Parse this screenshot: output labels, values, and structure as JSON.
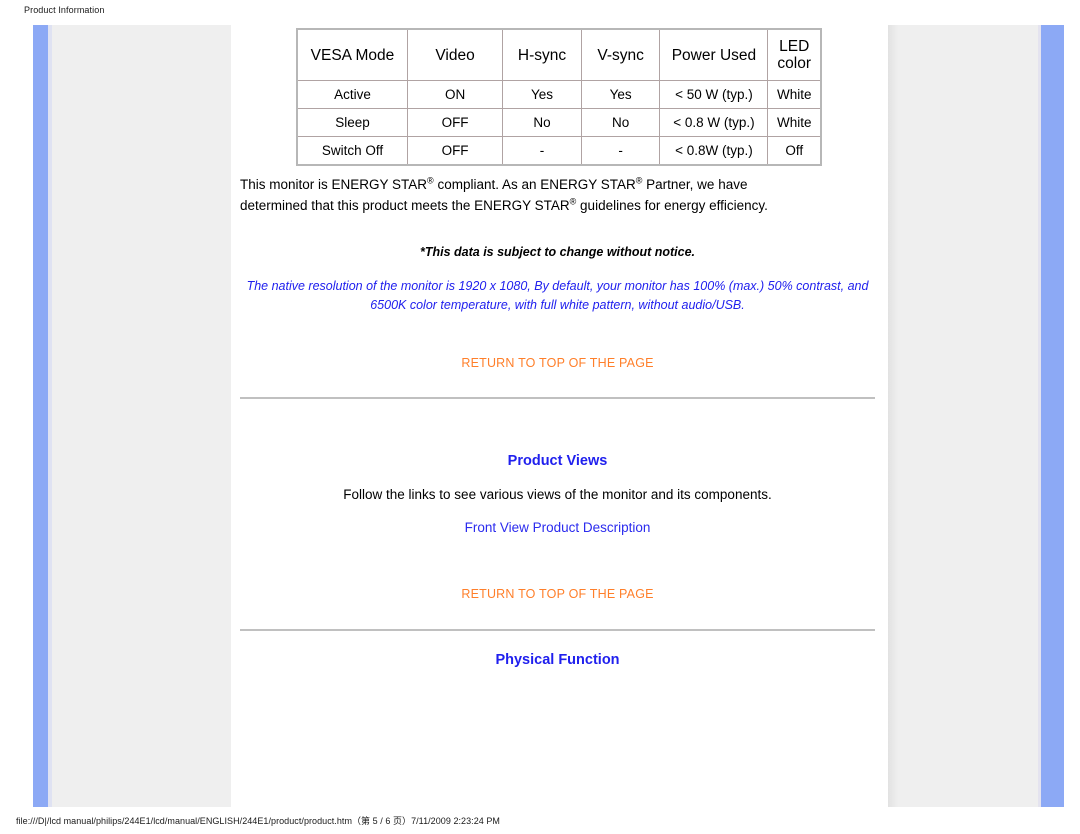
{
  "browser": {
    "header_title": "Product Information",
    "footer_status": "file:///D|/lcd manual/philips/244E1/lcd/manual/ENGLISH/244E1/product/product.htm（第 5 / 6 页）7/11/2009 2:23:24 PM"
  },
  "colors": {
    "link_orange": "#ff7f2a",
    "link_blue": "#2b2bee",
    "heading_blue": "#2020ee",
    "panel_grey": "#efefef",
    "accent_blue_bar": "#8ca9f5",
    "rule_grey": "#c0c0c0"
  },
  "power_table": {
    "headers": [
      "VESA Mode",
      "Video",
      "H-sync",
      "V-sync",
      "Power Used",
      "LED color"
    ],
    "header_led_line1": "LED",
    "header_led_line2": "color",
    "rows": [
      {
        "vesa_mode": "Active",
        "video": "ON",
        "h_sync": "Yes",
        "v_sync": "Yes",
        "power_used": "< 50 W (typ.)",
        "led_color": "White"
      },
      {
        "vesa_mode": "Sleep",
        "video": "OFF",
        "h_sync": "No",
        "v_sync": "No",
        "power_used": "< 0.8 W (typ.)",
        "led_color": "White"
      },
      {
        "vesa_mode": "Switch Off",
        "video": "OFF",
        "h_sync": "-",
        "v_sync": "-",
        "power_used": "< 0.8W (typ.)",
        "led_color": "Off"
      }
    ]
  },
  "energy_star": {
    "line1_part1": "This monitor is ENERGY STAR",
    "line1_part2": " compliant. As an ENERGY STAR",
    "line1_part3": " Partner, we have",
    "line2_part1": "determined that this product meets the ENERGY STAR",
    "line2_part2": " guidelines for energy efficiency.",
    "registered_mark": "®"
  },
  "notice": {
    "text": "*This data is subject to change without notice."
  },
  "native_resolution": {
    "line1": "The native resolution of the monitor is 1920 x 1080, By default, your monitor has 100% (max.) 50% contrast, and",
    "line2": "6500K color temperature, with full white pattern, without audio/USB."
  },
  "links": {
    "return_to_top_1": "RETURN TO TOP OF THE PAGE",
    "return_to_top_2": "RETURN TO TOP OF THE PAGE",
    "front_view_product_description": "Front View Product Description"
  },
  "sections": {
    "product_views_title": "Product Views",
    "product_views_body": "Follow the links to see various views of the monitor and its components.",
    "physical_function_title": "Physical Function"
  }
}
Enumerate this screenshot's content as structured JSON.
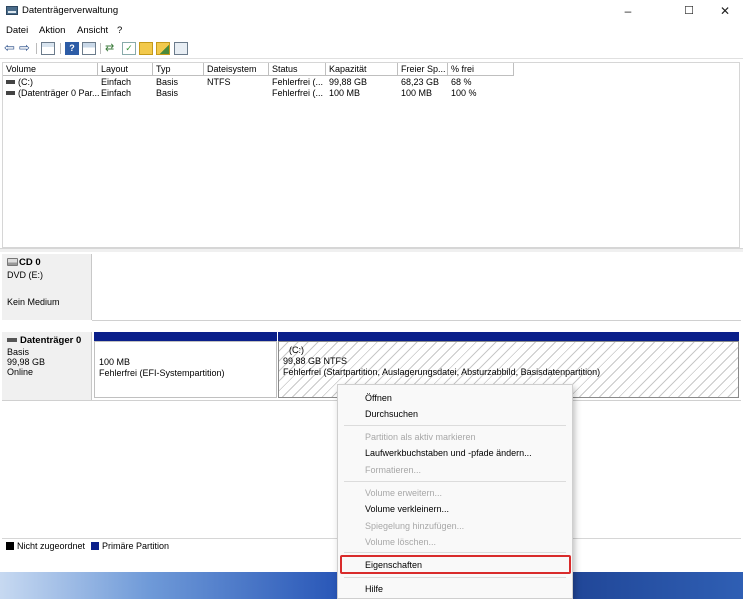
{
  "window": {
    "title": "Datenträgerverwaltung",
    "controls": {
      "minimize": "–",
      "maximize": "☐",
      "close": "✕"
    }
  },
  "menu": [
    "Datei",
    "Aktion",
    "Ansicht",
    "?"
  ],
  "toolbar": {
    "icons": [
      "back-arrow-icon",
      "forward-arrow-icon",
      "console-tree-icon",
      "help-icon",
      "properties-icon",
      "connect-icon",
      "check-icon",
      "folder-icon",
      "folder-open-icon",
      "view-icon"
    ]
  },
  "volume_list": {
    "columns": [
      "Volume",
      "Layout",
      "Typ",
      "Dateisystem",
      "Status",
      "Kapazität",
      "Freier Sp...",
      "% frei"
    ],
    "rows": [
      [
        "(C:)",
        "Einfach",
        "Basis",
        "NTFS",
        "Fehlerfrei (...",
        "99,88 GB",
        "68,23 GB",
        "68 %"
      ],
      [
        "(Datenträger 0 Par...",
        "Einfach",
        "Basis",
        "",
        "Fehlerfrei (...",
        "100 MB",
        "100 MB",
        "100 %"
      ]
    ]
  },
  "disks": {
    "cd": {
      "title": "CD 0",
      "line1": "DVD (E:)",
      "line2": "Kein Medium"
    },
    "disk0": {
      "title": "Datenträger 0",
      "line1": "Basis",
      "line2": "99,98 GB",
      "line3": "Online",
      "partition_efi": {
        "size": "100 MB",
        "status": "Fehlerfrei (EFI-Systempartition)"
      },
      "partition_c": {
        "label": "(C:)",
        "size": "99,88 GB NTFS",
        "status": "Fehlerfrei (Startpartition, Auslagerungsdatei, Absturzabbild, Basisdatenpartition)"
      }
    }
  },
  "legend": {
    "unallocated": "Nicht zugeordnet",
    "primary": "Primäre Partition",
    "unallocated_color": "#000000",
    "primary_color": "#0a1f8a"
  },
  "context_menu": {
    "open": "Öffnen",
    "explore": "Durchsuchen",
    "mark_active": "Partition als aktiv markieren",
    "change_letter": "Laufwerkbuchstaben und -pfade ändern...",
    "format": "Formatieren...",
    "extend": "Volume erweitern...",
    "shrink": "Volume verkleinern...",
    "add_mirror": "Spiegelung hinzufügen...",
    "delete": "Volume löschen...",
    "properties": "Eigenschaften",
    "help": "Hilfe"
  }
}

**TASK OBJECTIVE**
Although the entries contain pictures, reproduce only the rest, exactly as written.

**WRITTEN ANSWER**
Parse this screenshot: output labels, values, and structure as JSON.
{
  "browser": {
    "header_title": "Product Information",
    "footer_status": "file:///D|/lcd manual/philips/244E1/lcd/manual/ENGLISH/244E1/product/product.htm（第 5 / 6 页）7/11/2009 2:23:24 PM"
  },
  "colors": {
    "link_orange": "#ff7f2a",
    "link_blue": "#2b2bee",
    "heading_blue": "#2020ee",
    "panel_grey": "#efefef",
    "accent_blue_bar": "#8ca9f5",
    "rule_grey": "#c0c0c0"
  },
  "power_table": {
    "headers": [
      "VESA Mode",
      "Video",
      "H-sync",
      "V-sync",
      "Power Used",
      "LED color"
    ],
    "header_led_line1": "LED",
    "header_led_line2": "color",
    "rows": [
      {
        "vesa_mode": "Active",
        "video": "ON",
        "h_sync": "Yes",
        "v_sync": "Yes",
        "power_used": "< 50 W (typ.)",
        "led_color": "White"
      },
      {
        "vesa_mode": "Sleep",
        "video": "OFF",
        "h_sync": "No",
        "v_sync": "No",
        "power_used": "< 0.8 W (typ.)",
        "led_color": "White"
      },
      {
        "vesa_mode": "Switch Off",
        "video": "OFF",
        "h_sync": "-",
        "v_sync": "-",
        "power_used": "< 0.8W (typ.)",
        "led_color": "Off"
      }
    ]
  },
  "energy_star": {
    "line1_part1": "This monitor is ENERGY STAR",
    "line1_part2": " compliant. As an ENERGY STAR",
    "line1_part3": " Partner, we have",
    "line2_part1": "determined that this product meets the ENERGY STAR",
    "line2_part2": " guidelines for energy efficiency.",
    "registered_mark": "®"
  },
  "notice": {
    "text": "*This data is subject to change without notice."
  },
  "native_resolution": {
    "line1": "The native resolution of the monitor is 1920 x 1080, By default, your monitor has 100% (max.) 50% contrast, and",
    "line2": "6500K color temperature, with full white pattern, without audio/USB."
  },
  "links": {
    "return_to_top_1": "RETURN TO TOP OF THE PAGE",
    "return_to_top_2": "RETURN TO TOP OF THE PAGE",
    "front_view_product_description": "Front View Product Description"
  },
  "sections": {
    "product_views_title": "Product Views",
    "product_views_body": "Follow the links to see various views of the monitor and its components.",
    "physical_function_title": "Physical Function"
  }
}
Enumerate this screenshot's content as structured JSON.
{
  "window": {
    "title": "Datenträgerverwaltung",
    "controls": {
      "minimize": "–",
      "maximize": "☐",
      "close": "✕"
    }
  },
  "menu": [
    "Datei",
    "Aktion",
    "Ansicht",
    "?"
  ],
  "toolbar": {
    "icons": [
      "back-arrow-icon",
      "forward-arrow-icon",
      "console-tree-icon",
      "help-icon",
      "properties-icon",
      "connect-icon",
      "check-icon",
      "folder-icon",
      "folder-open-icon",
      "view-icon"
    ]
  },
  "volume_list": {
    "columns": [
      "Volume",
      "Layout",
      "Typ",
      "Dateisystem",
      "Status",
      "Kapazität",
      "Freier Sp...",
      "% frei"
    ],
    "rows": [
      [
        "(C:)",
        "Einfach",
        "Basis",
        "NTFS",
        "Fehlerfrei (...",
        "99,88 GB",
        "68,23 GB",
        "68 %"
      ],
      [
        "(Datenträger 0 Par...",
        "Einfach",
        "Basis",
        "",
        "Fehlerfrei (...",
        "100 MB",
        "100 MB",
        "100 %"
      ]
    ]
  },
  "disks": {
    "cd": {
      "title": "CD 0",
      "line1": "DVD (E:)",
      "line2": "Kein Medium"
    },
    "disk0": {
      "title": "Datenträger 0",
      "line1": "Basis",
      "line2": "99,98 GB",
      "line3": "Online",
      "partition_efi": {
        "size": "100 MB",
        "status": "Fehlerfrei (EFI-Systempartition)"
      },
      "partition_c": {
        "label": "(C:)",
        "size": "99,88 GB NTFS",
        "status": "Fehlerfrei (Startpartition, Auslagerungsdatei, Absturzabbild, Basisdatenpartition)"
      }
    }
  },
  "legend": {
    "unallocated": "Nicht zugeordnet",
    "primary": "Primäre Partition",
    "unallocated_color": "#000000",
    "primary_color": "#0a1f8a"
  },
  "context_menu": {
    "open": "Öffnen",
    "explore": "Durchsuchen",
    "mark_active": "Partition als aktiv markieren",
    "change_letter": "Laufwerkbuchstaben und -pfade ändern...",
    "format": "Formatieren...",
    "extend": "Volume erweitern...",
    "shrink": "Volume verkleinern...",
    "add_mirror": "Spiegelung hinzufügen...",
    "delete": "Volume löschen...",
    "properties": "Eigenschaften",
    "help": "Hilfe"
  }
}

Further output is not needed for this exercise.